The One Belt, One Road (OBOR) initiative is part of China’s major policy framework to boost domestic development and foreign diplomacy.
It expects to use the initiative to address growing threats against China, achieve long-term economic benefits, and reduce American maritime primacy that could affect China’s trade and energy lifelines in the future.
What China expects from OBOR?
- Address security threats
- Achieve long-term economic benefits
- Reduce America’s threat to trade lifelines
China also wants to ‘reconstruct’ the world order to fulfill its interests and become a dominant world power.
To implement the concept, the Chinese have stressed on joint consultation and joint building. China sees this as the most effective model that can be used to safeguard mutual benefits.
In his keynote speech at the 2015 Boao Asia Forum, President Xi Jinping said, “The building of the Belt and Road shall adhere to the principles of joint consultation, joint building and joint sharing, since it is open and inclusive rather than closed; it will not be a solo of China by itself, but it will be a chorus participated in by many countries along the Belt and Road.”
This may be the reason why Belt and Road initiative has received tremendous support from many countries since President Xi proposed the projecdt in 2013.
What is OBOR?
OBOR, in other words, is a project that involves building of a Silk Road Economic Belt and a 21st Century Maritime Silk Road.
As pointed out by President Xi, the Belt and Road runs through the Eurasia mainland, and links it to the Asia-Pacific economic circle to the east. It also touches the European economic circle to the west.

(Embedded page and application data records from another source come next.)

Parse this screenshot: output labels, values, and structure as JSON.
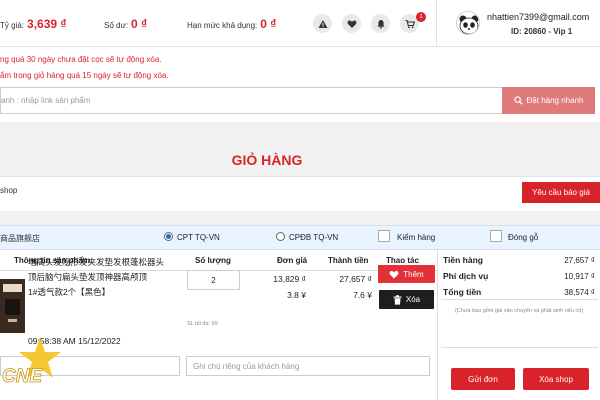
{
  "header": {
    "rate_label": "Tỷ giá:",
    "rate_value": "3,639 ₫",
    "balance_label": "Số dư:",
    "balance_value": "0 ₫",
    "limit_label": "Hạn mức khả dụng:",
    "limit_value": "0 ₫",
    "cart_count": "1",
    "user_email": "nhattien7399@gmail.com",
    "user_id": "ID: 20860 - Vip 1"
  },
  "notes": [
    "ng quá 30 ngày chưa đặt cọc sẽ tự động xóa.",
    "ẩm trong giỏ hàng quá 15 ngày sẽ tự động xóa."
  ],
  "search": {
    "placeholder": "anh : nhập link sản phẩm",
    "button_label": "Đặt hàng nhanh"
  },
  "cart_title": "GIỎ HÀNG",
  "shop": {
    "label": "shop",
    "quote_button": "Yêu cầu báo giá",
    "store_name": "商品旗舰店",
    "option_1": "CPT TQ-VN",
    "option_2": "CPĐB TQ-VN",
    "check_1": "Kiểm hàng",
    "check_2": "Đóng gỗ"
  },
  "table": {
    "headers": [
      "Thông tin sản phẩm",
      "Số lượng",
      "Đơn giá",
      "Thành tiền",
      "Thao tác"
    ],
    "product_lines": [
      "増高头发隐形发夹发垫发根蓬松器头",
      "顶后脑勺扁头垫发顶神器高颅顶",
      "1#透气款2个【黑色】"
    ],
    "product_time": "09:58:38 AM 15/12/2022",
    "quantity": "2",
    "qty_note": "SL tối đa: 99",
    "unit_price_vnd": "13,829 ₫",
    "unit_price_cny": "3.8 ¥",
    "total_vnd": "27,657 ₫",
    "total_cny": "7.6 ¥",
    "add_button": "Thêm",
    "delete_button": "Xóa",
    "note_placeholder_1": "",
    "note_placeholder_2": "Ghi chú riêng của khách hàng"
  },
  "summary": {
    "goods_label": "Tiền hàng",
    "goods_value": "27,657 ₫",
    "service_label": "Phí dịch vụ",
    "service_value": "10,917 ₫",
    "total_label": "Tổng tiền",
    "total_value": "38,574 ₫",
    "note": "(Chưa bao gồm giá vận chuyển và phát sinh nếu có)",
    "send_button": "Gửi đơn",
    "delete_shop_button": "Xóa shop"
  },
  "watermark": "CNE",
  "colors": {
    "accent": "#d9232a",
    "store_row": "#e9f3ff",
    "dark_button": "#1e1e1e"
  }
}
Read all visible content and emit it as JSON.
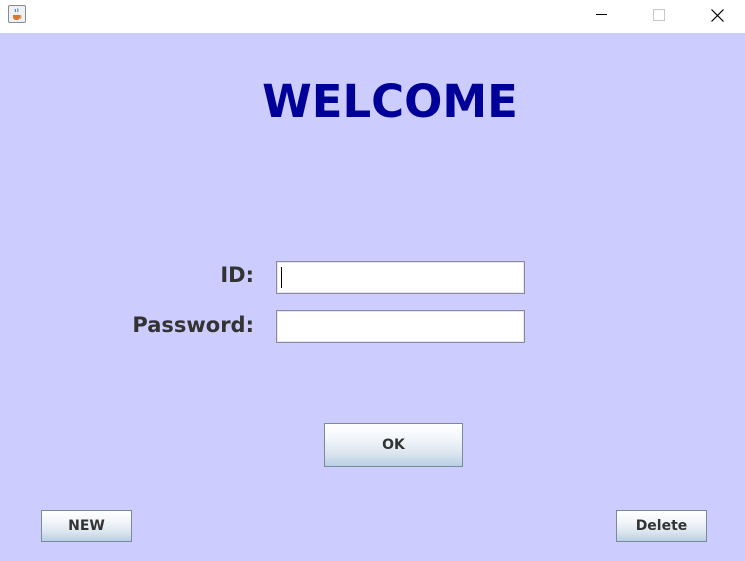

The OBOR runs through Eurasia, and connects the Asia-Pacific economic circle with the Europe.
Nepal and India in ‘the Belt’
Nepal is one of the 64 countries included in the Belt and Road plan.
- Nepal is one of the 64 countries taking part in OBOR
- China has hinted it wants to ink a free trade agreement
- China understands trade is closely related to security
There is no doubt that Nepal can reap benefits from the improved connectivity. But in addition to that, there are other components of the initiative such as the Asian Infrastructure Invest Bank, and free trade mechanisms that Nepal needs to pay close attention to.
During Prime Minister KP Oli’s recent China visit, Beijing has hinted that it too is interested in inking a Free Trade Agreement, and observers in Nepal believe that this is an indication that China knows that it is only through trade that it’s security interests in Nepal can be protected.
The India factor
There are many, who think that India always raises an eyebrow whenever there’s talk of Nepal-China connectivity. India has welcomed President Xis’ initiative, and said it wants to actively participate. But statements from the Indian government make it clear that India has its reservations about the project.
The Cotton Route
India recently proposed the ‘Cotton Route’ (seen by many as its answer to the Silk Route) to strengthen economic ties between countries in the Indian Ocean rim. It believes that Belt and Road may weaken its influence in South Asia. It has also launched Project Mausam and Spice Route apparently in response to China’s Belt and Road initiative.
The Indian establishment is under pressure from its think tanks to not obstruct China’s endevours.
The Indian establishment is under pressure from its think tanks to not obstruct China’s endevours. There is a strong voice that if India wants to benefit from OBOR, it should not only actively participate in it, but also influence its action plan. Many people in India perceive the Mausam Project and the Spice Route as rivals to the Maritime Silk Road.
Can Project Mausam and Maritime Silk Road be complementary?
Many respond in the positive. The routes India and China are talking about, when synchronised, can improve regional trade. That is why India and China need to make this their common agenda.
China’s grand plan could power the growth of Asia. Institutions like the Asian Infrastructure Investment Bank, of which China, India and even European nations are members, will partly finance the growth of such infrastructure. South Asia can benefit through trade connectivity with the global market and both India and Nepal will be drawn into this mega development framework.